for the benefit of your family. Talk to your financial
advisor about how a reverse mortgage can help you do
this, including helping you pay for longer-term expenses
such as medical and/or nursing home expenses.

 MYTH: My children could get stuck with a big
mortgage debt if I live too long.
FACT: Your children can never be liable for any amount over the value of the home because the loan is guaranteed by the FHA Mortgage Insurance Fund (FHA/HUD).

 MYTH:  Your house must be debt-free to qualify for a reverse mortgage.
FACT: You can use a reverse mortgage to pay off a
current mortgage provided the available FHA borrowing
limit is high enough to cover your balance.

Reverse Mortgage Basics:

A reverse mortgage is a way to turn the equity in your home into tax-free* cash without having to make monthly mortgage payments. Instead of monthly payments, the loan is repaid in one lump sum when the last borrower leaves the home. As part of the loan, the borrower is required to continue paying property taxes and insurance and maintain the home. Here are the four basics of reverse mortgages that you should know:

1. Receive Tax Free* Money from Your Home Equity

A reverse mortgage can be a financial tool* to turn equity in your home into cash that can be used for many different purposes that may enhance and extend your retirement plan. If you currently have a mortgage, a reverse mortgage could eliminate your current monthly payment, and also allow you to access any additional equity (over and above your mortgage balance) to create accessible cash which is not readily available while in the form of home equity. You have spent many years putting your money into your home equity and now with a reverse mortgage, you may be able to convert that equity in to tax-free cash.

2. Eliminate your Monthly Mortgage Payment

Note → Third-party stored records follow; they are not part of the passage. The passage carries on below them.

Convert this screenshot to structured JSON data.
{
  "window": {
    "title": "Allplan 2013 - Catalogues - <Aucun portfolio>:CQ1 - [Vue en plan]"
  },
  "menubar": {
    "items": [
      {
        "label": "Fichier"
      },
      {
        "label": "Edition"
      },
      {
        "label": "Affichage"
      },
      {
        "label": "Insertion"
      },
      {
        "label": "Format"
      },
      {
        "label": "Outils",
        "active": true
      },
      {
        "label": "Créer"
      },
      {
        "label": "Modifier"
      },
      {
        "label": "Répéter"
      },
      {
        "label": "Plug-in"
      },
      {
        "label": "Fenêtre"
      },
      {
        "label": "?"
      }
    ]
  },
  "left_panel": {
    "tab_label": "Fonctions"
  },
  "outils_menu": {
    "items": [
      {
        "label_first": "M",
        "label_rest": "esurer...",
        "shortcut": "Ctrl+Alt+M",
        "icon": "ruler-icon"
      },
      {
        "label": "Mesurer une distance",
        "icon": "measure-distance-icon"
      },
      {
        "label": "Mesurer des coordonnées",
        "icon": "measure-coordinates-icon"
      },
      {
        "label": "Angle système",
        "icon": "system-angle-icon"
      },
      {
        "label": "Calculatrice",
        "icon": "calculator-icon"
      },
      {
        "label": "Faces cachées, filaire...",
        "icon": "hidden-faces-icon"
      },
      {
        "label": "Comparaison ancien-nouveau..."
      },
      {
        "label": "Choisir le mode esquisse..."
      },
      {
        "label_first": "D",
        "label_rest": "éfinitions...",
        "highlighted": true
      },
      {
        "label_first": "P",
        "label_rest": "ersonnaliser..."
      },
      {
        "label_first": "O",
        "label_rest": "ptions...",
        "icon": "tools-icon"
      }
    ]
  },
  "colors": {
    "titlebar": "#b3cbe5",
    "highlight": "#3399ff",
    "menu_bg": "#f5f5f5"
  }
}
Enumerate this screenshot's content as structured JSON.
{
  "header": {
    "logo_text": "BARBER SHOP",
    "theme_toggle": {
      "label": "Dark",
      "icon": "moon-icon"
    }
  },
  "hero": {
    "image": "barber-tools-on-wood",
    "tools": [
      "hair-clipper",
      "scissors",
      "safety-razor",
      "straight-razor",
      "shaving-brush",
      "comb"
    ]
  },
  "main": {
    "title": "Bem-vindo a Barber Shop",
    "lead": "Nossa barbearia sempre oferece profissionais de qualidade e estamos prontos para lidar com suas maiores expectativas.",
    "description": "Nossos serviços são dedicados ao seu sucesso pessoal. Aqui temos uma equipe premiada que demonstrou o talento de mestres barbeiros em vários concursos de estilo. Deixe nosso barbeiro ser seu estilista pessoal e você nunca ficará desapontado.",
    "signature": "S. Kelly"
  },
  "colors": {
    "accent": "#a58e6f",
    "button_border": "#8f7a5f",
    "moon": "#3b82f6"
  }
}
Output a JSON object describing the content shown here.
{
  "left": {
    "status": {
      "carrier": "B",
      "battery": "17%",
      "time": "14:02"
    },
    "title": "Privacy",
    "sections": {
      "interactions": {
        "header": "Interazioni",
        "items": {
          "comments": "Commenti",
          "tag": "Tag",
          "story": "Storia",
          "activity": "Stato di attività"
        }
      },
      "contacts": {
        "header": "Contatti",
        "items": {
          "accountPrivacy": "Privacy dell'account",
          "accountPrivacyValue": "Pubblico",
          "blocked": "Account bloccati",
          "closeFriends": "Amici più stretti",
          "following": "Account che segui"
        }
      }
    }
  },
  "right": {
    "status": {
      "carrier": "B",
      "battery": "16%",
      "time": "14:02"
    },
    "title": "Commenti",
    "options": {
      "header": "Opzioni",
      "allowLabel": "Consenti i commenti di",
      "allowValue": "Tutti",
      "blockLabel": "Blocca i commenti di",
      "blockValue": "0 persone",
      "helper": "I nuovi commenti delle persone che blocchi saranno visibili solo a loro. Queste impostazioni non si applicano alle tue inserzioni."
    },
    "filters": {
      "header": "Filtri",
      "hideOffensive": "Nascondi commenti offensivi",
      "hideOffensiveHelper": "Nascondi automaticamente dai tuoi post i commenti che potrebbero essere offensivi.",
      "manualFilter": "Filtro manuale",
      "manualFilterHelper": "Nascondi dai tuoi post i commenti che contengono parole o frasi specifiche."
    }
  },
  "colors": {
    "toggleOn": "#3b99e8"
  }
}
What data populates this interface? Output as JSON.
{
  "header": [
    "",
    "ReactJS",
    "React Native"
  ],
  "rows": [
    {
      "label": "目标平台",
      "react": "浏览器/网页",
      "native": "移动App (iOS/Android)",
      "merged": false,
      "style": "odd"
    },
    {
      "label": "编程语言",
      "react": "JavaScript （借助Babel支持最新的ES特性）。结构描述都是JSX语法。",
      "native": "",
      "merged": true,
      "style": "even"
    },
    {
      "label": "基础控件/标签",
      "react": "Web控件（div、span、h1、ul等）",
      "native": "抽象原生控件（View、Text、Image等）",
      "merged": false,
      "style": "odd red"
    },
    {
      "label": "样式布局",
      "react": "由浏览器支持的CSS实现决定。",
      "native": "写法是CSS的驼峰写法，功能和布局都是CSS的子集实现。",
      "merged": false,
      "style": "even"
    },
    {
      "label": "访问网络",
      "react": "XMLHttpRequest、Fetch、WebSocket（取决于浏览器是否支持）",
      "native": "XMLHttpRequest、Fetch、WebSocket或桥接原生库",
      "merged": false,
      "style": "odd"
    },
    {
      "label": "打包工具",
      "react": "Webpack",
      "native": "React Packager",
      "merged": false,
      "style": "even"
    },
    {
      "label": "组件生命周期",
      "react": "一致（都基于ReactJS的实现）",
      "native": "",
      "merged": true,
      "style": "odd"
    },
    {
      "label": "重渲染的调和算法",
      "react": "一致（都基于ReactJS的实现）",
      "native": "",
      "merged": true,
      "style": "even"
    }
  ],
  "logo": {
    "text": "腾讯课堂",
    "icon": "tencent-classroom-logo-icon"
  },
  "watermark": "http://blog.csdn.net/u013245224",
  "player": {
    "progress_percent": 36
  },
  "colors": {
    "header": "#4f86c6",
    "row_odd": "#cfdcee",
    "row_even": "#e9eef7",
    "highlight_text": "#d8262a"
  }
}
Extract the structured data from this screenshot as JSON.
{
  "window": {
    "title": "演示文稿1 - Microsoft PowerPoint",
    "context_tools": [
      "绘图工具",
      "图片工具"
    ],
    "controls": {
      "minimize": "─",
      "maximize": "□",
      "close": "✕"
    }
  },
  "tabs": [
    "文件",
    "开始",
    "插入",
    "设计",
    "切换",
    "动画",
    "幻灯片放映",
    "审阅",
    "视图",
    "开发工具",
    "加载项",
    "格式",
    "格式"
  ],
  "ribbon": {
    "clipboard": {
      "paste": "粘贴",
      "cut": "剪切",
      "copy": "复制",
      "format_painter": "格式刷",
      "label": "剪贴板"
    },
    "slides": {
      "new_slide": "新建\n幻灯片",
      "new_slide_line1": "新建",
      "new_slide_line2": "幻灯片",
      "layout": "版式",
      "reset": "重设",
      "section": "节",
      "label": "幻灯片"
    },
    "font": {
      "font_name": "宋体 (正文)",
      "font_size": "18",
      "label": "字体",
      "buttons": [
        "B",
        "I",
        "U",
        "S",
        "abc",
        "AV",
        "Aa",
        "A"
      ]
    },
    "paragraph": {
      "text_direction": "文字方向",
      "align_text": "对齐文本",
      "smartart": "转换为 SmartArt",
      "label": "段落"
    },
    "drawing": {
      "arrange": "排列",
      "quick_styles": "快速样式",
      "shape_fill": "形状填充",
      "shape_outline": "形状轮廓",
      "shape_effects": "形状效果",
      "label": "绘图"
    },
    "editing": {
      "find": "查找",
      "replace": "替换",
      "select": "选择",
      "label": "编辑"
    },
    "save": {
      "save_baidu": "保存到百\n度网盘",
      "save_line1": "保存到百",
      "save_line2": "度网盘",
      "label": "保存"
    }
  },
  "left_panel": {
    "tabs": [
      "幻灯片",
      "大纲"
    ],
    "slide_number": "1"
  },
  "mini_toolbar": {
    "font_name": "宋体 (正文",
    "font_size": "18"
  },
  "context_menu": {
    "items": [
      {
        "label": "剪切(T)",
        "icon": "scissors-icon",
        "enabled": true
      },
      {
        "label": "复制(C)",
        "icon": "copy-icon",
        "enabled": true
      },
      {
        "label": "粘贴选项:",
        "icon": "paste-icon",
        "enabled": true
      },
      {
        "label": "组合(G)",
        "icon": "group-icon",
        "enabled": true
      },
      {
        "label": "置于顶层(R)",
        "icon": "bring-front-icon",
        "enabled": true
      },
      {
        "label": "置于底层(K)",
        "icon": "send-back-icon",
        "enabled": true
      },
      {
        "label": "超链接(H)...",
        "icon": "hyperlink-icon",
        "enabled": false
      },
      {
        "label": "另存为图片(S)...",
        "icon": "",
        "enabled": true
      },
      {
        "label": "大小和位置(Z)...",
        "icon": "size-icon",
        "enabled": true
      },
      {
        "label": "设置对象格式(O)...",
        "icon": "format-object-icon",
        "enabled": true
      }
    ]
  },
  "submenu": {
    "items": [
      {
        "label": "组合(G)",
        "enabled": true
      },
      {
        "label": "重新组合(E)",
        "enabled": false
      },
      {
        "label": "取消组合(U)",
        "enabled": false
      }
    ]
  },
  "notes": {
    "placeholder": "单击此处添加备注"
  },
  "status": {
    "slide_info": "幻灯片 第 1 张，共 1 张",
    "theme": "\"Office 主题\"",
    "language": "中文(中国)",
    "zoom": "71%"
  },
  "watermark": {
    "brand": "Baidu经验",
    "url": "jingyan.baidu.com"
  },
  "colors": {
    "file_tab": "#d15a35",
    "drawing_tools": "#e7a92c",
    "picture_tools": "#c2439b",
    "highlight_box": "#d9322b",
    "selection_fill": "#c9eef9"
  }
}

Most reverse mortgages are insured by the Federal Housing Administration (FHA) and are called Home Equity Conversion Mortgages (HECM). A HECM is a mortgage that does not require a payment until you pass away or move out of your home. You are required to always pay taxes and insurance on your home, but whether you take a line of credit, monthly checks, or a lump sum, you will not be required to make a payment during your lifetime as long as you live in your home. However, should you choose a line of credit, you have the option of paying down the line should you wish to have less cash and increase your equity.

3. Never Owe More Than What the Home is Worth

When you permanently move out of your home, whether you sell it or pass away, neither your estate nor your heirs are responsible to pay the deficit if the balance owed on your reverse mortgage exceeds the home value. However, should your heirs want to keep your home, they may purchase it for 95% of the current appraised value.

*The information in this article does not constitute tax advice or financial planning advice. Please consult a tax advisor for tax advice and a financial planner regarding enhancements to retirement plans.

4. Reverse Mortgage Requirements

  • One Borrower must be age 62 or older
  • FHA qualified home
  • Must be a primary residence
  • Existing mortgage must be paid off or refinanced with a Reverse Mortgage
  • Counseling required from a HUD approved agency prior to the loan application
  • Approval of Basic Credit & Income Qualifications required

Contact me to learn more about how a reverse mortgage can help you!